Editorials

Britain gets time, but Brexit options not improving

Facing the near certain prospect of a catastrophic defeat, British Prime Minister Theresa May has postponed Parliament’s vote on the deal she struck with the European Union on the terms of her country’s departure from the EU. It is not clear what she gains from delay. There are no good options for dealing with Brexit (as the process is called), and there is little sign that British politicians or the public know how to proceed.

The British Parliament was supposed to vote on Brexit on Tuesday. Debate not only confirmed that the country and the ruling Conservative Party remained deeply divided over the issue, but also that May’s withdrawal proposal was getting less, rather than more, popular. As the vote approached, Tory Whips believed that the government would lose the support of over 100 members of their own party.

A defeat of that magnitude would threaten not just the May government but Conservative rule. The opposition Labour Party would demand a vote of no confidence: Party chief Jeremy Corbyn charges that the government is in “disarray” and has already called for a general election, which his party would likely win given the disgust that has been sparked by the entire Brexit mess.

An election is only possible, however, if members of the government — either Conservatives or members of the Democratic Unionist Party, a Northern Irish party that has supported May — back the no-confidence motion. Angry as they are at May, they are still unlikely to give Labour, and Corbyn, who they detest, the opening they need.

May is using the delay to go back to Brussels to reopen discussions on the deal. European officials have made it clear that they are not prepared to oblige her. As European Council President Donald Tusk tweeted, “We will not renegotiate the deal. …”

The principal objection to May’s proposal is the status of Northern Ireland. The country of Ireland is part of the EU; Britain’s withdrawal would draw a hard line between the two parts of the island, which is utterly anathema to the Irish and many in the province. Division would threaten the peace agreement struck in 1999 that ended decades of violence and has saved thousands of lives. According to the May plan, Britain would stay in the EU customs union indefinitely — which means EU regulations on trade would continue to apply — until London and Brussels can strike a deal that avoids a “hard border” within Ireland.

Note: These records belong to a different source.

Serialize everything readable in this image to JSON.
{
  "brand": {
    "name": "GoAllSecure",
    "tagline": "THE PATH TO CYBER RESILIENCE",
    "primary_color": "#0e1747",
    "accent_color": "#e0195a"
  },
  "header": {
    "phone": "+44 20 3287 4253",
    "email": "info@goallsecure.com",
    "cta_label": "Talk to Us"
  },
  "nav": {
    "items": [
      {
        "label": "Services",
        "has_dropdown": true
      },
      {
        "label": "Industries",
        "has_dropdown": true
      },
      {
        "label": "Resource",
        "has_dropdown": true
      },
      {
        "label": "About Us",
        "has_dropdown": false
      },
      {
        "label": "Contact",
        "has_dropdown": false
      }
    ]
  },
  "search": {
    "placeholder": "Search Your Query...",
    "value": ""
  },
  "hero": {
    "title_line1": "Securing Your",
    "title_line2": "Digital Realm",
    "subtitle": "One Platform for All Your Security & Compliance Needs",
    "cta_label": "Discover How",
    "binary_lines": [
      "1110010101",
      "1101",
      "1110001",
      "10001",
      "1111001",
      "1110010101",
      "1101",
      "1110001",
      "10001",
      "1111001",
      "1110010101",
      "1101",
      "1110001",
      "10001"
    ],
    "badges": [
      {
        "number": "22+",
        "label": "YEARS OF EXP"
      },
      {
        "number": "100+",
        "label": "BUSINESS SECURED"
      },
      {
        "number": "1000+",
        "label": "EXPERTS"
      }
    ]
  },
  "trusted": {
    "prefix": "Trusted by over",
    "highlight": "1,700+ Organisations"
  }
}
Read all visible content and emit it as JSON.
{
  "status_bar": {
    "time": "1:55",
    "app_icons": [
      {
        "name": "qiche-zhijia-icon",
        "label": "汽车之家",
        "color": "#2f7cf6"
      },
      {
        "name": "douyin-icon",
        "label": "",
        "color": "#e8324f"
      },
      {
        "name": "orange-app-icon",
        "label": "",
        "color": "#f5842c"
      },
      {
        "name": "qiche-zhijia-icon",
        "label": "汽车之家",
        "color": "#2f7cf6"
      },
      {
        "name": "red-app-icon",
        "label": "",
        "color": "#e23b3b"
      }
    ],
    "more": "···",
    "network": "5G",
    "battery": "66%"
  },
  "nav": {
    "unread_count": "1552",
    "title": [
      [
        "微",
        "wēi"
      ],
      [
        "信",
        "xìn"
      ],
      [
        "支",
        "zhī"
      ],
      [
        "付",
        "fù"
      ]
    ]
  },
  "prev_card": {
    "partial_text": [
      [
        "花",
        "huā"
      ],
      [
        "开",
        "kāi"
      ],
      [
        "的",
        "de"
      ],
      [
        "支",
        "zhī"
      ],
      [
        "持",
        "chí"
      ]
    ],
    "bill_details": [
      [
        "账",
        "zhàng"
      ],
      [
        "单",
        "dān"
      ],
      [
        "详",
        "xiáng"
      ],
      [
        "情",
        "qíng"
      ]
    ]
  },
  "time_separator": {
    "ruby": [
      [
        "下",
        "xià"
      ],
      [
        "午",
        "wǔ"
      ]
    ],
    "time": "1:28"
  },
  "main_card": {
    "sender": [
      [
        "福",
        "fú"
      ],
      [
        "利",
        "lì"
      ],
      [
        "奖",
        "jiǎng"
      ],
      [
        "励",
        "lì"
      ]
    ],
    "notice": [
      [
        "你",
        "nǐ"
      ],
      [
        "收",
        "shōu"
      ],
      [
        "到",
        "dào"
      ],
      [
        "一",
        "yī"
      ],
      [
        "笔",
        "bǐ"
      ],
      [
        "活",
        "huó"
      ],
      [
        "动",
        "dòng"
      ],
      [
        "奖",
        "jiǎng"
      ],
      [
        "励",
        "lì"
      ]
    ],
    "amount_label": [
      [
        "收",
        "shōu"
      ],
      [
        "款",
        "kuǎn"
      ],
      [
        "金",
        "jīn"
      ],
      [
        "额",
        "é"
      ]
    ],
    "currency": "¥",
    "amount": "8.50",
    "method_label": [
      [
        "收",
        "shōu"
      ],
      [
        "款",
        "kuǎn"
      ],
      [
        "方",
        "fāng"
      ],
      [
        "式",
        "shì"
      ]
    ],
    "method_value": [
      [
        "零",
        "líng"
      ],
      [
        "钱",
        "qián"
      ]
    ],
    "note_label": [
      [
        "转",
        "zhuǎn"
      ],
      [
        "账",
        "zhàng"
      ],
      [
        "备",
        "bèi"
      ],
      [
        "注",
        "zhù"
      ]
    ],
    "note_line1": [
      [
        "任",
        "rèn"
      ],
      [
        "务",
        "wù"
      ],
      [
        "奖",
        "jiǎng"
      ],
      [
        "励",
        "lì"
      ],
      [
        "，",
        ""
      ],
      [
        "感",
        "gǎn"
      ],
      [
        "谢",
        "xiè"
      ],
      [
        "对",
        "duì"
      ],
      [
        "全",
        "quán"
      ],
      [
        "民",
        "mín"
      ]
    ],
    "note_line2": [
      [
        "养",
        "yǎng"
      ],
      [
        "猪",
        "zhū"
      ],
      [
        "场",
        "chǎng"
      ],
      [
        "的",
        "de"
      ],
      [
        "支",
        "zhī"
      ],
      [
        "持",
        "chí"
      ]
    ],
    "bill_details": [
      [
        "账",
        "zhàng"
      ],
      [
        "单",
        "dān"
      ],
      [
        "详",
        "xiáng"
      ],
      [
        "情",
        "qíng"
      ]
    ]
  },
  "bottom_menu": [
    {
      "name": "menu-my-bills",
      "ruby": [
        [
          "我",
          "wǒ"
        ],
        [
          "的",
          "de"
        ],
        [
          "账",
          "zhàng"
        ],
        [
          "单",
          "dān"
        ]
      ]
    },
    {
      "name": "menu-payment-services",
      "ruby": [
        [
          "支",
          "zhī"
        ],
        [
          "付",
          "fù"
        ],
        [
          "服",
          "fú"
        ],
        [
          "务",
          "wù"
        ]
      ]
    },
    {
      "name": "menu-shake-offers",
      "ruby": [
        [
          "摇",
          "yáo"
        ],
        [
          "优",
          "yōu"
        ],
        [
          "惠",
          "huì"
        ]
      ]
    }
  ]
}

This infuriates Brexit supporters, for whom the point of the entire exercise is to escape EU supervision and regain sovereignty. Those advocates also insist that Britain can retain a relationship with the EU that gives them all the advantages of membership without any of the perceived liabilities, which generally means taxes paid to Brussels or having to observe EU rules on immigration.

What they fail to recognize — or pretend not to — is that Brussels cannot let Britain have that arrangement. A la carte membership, in which members can pick the parts of association they like and discard those they do not, would be the end of the EU. If London gets that deal, every government would take it and the entire project would unravel. What is not clear is whether Brexit supporters see that as their goal, rather than the mere reframing of their own country’s status.

May has gained time, but she still has no good options. Parliament is not going to pass the deal on the table; the EU is not going to reopen it. May has said that she will not consider a second referendum on the issue, arguing that the people have spoken; the legal basis of any such vote would be unclear as well.

What is certain is that the deadline for a deal — for British withdrawal, not even the terms of its future association; that is the next step in the process — is March 29. Failure to reach agreement would yield the “no-deal Brexit,” which would have catastrophic consequences for the country. Economists forecast a recession worse than that of a decade ago and shortages of food, medicine and other daily necessities.

The uncertainty could poison U.K. relations with foreign investors, particularly Japanese companies that use Britain as their springboard for doing business with Europe. They are already reconsidering their plans. Business planners abhor a vacuum, and it is hard to imagine a process more chaotic than that which is unfolding. May has won a reprieve, but it is only temporary. Nothing has changed, except the time remaining until the Brexit deadline.